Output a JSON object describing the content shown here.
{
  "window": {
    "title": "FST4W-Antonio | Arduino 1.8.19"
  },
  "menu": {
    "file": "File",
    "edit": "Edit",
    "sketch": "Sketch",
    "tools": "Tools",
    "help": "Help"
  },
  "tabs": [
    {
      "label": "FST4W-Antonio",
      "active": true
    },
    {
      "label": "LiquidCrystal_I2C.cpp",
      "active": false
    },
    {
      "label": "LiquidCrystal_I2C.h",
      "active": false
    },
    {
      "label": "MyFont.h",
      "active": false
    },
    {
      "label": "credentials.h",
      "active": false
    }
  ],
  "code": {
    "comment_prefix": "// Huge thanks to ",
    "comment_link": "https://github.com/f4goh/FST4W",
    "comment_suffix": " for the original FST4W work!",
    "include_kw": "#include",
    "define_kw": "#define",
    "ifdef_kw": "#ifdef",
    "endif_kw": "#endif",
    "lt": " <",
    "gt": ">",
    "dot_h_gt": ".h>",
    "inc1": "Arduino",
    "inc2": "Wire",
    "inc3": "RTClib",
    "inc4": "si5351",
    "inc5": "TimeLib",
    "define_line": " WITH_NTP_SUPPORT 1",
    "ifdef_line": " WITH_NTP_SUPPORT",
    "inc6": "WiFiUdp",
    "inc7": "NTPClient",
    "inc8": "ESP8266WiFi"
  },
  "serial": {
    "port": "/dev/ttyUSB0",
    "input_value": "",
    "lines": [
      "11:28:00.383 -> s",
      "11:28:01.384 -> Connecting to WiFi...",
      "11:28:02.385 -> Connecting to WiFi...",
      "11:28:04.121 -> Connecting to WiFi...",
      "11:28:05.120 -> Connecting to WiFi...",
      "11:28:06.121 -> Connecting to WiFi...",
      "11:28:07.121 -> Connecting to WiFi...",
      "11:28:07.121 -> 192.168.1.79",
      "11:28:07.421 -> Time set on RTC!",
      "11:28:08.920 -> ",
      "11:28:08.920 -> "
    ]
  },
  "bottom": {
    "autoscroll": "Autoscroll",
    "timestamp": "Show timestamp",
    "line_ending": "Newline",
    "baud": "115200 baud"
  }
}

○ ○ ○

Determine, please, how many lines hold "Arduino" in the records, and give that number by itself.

● **RESPONSE TO THIS TASK**
2